WHAT YOU ARE ASKED TO DO - Determine how many of the lines below hold the word "photos". Give the number and nothing else.

[Entries from a dataset of interfaces]
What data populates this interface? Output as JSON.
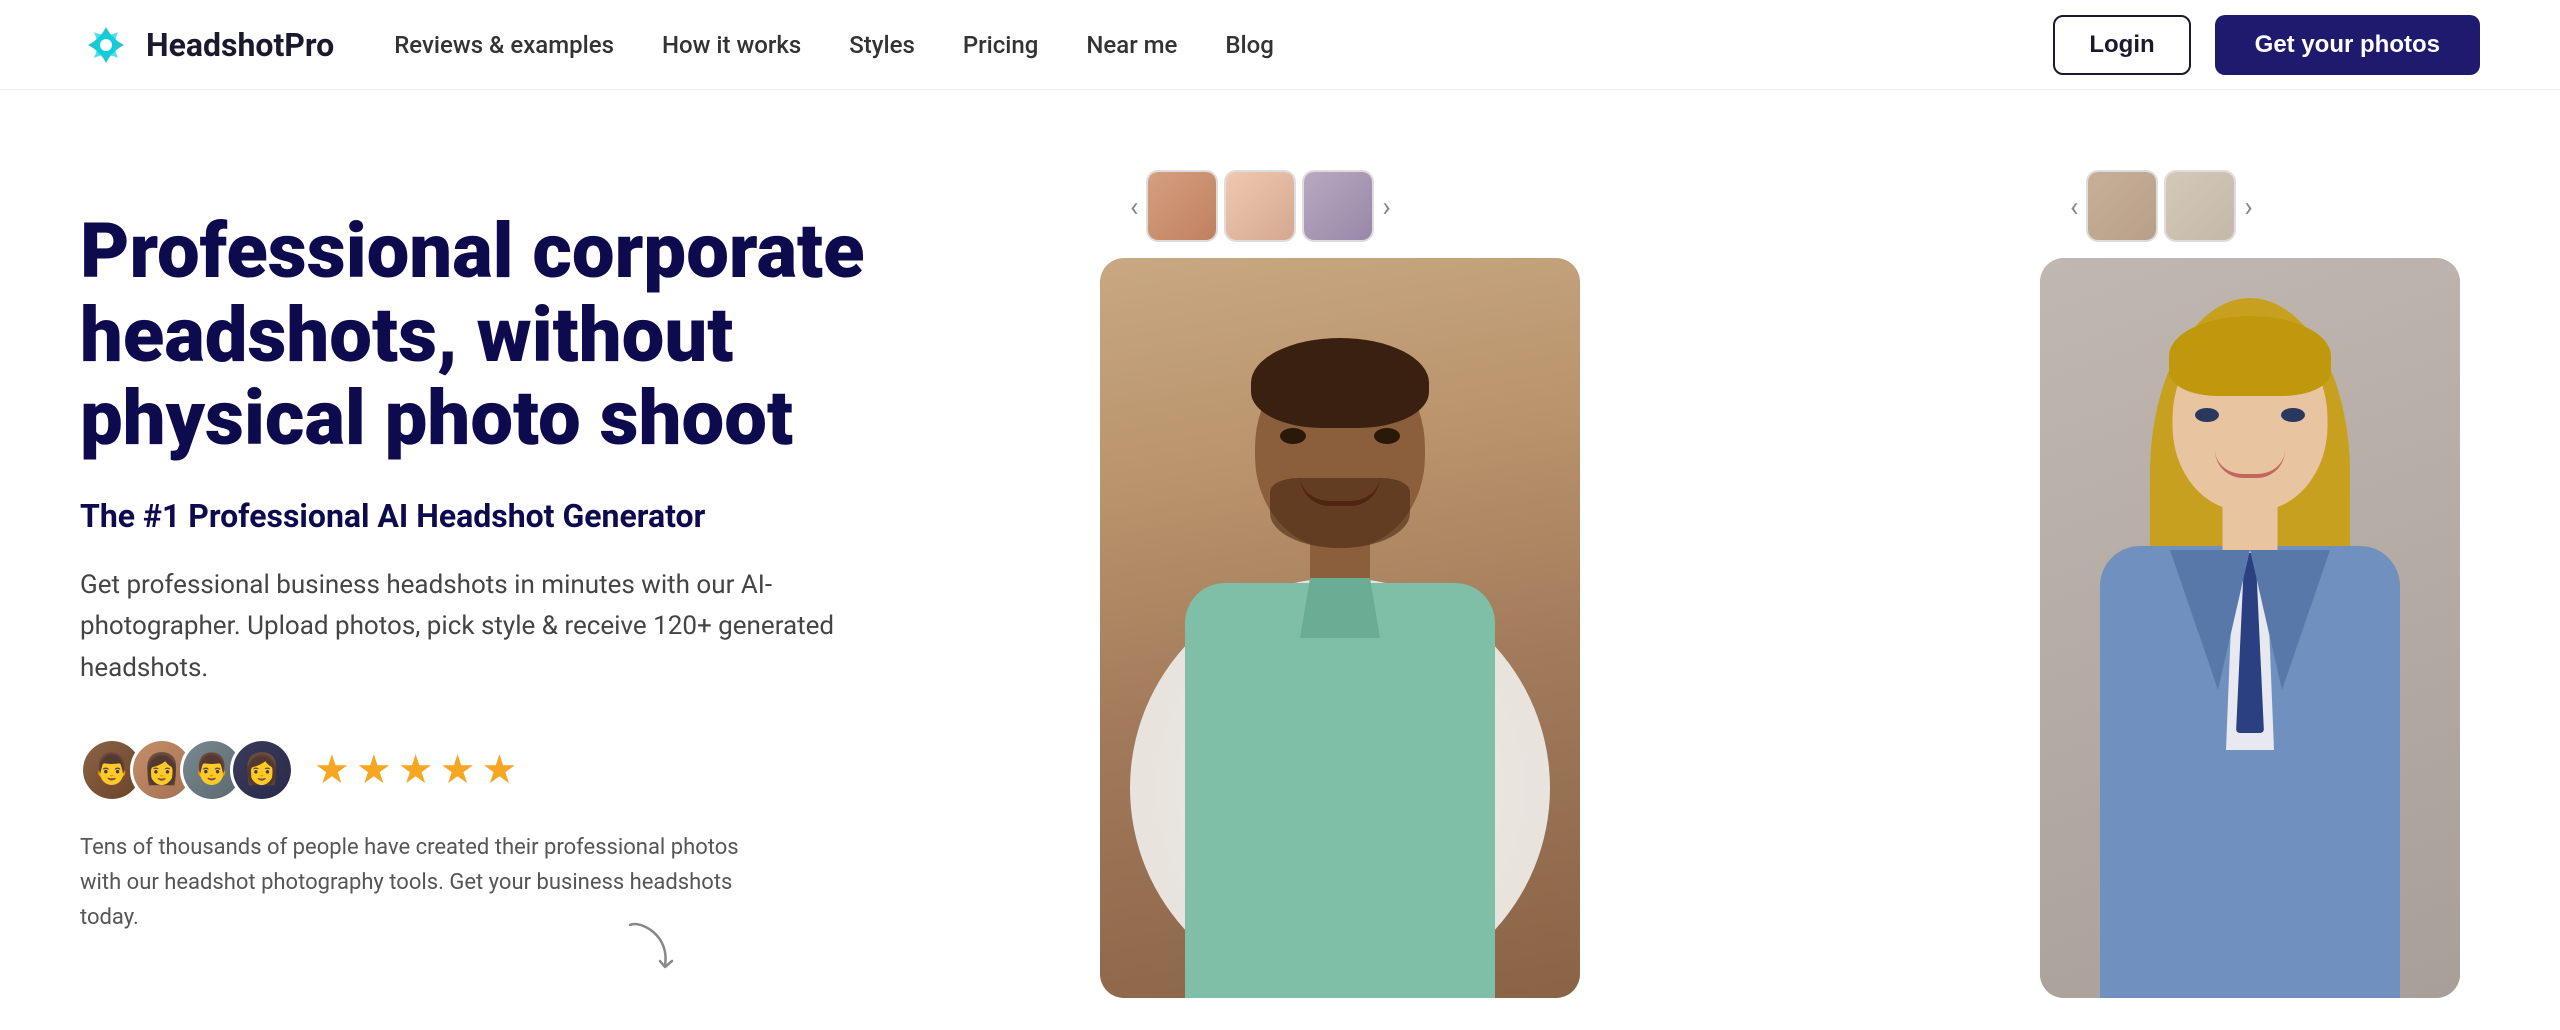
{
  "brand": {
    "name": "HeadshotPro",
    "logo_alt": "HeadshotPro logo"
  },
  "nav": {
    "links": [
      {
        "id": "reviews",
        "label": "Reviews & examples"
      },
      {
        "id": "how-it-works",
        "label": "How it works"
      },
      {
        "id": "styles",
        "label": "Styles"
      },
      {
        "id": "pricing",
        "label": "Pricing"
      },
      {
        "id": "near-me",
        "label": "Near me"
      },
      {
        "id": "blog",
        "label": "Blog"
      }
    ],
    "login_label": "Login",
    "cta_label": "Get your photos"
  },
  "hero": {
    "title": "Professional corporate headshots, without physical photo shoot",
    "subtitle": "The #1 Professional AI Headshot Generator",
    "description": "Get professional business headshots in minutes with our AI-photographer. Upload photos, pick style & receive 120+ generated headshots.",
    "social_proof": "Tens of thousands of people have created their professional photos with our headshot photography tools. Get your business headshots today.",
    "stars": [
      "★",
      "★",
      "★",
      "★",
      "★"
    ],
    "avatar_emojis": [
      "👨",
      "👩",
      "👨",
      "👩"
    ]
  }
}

EXERCISE SOLUTION - 3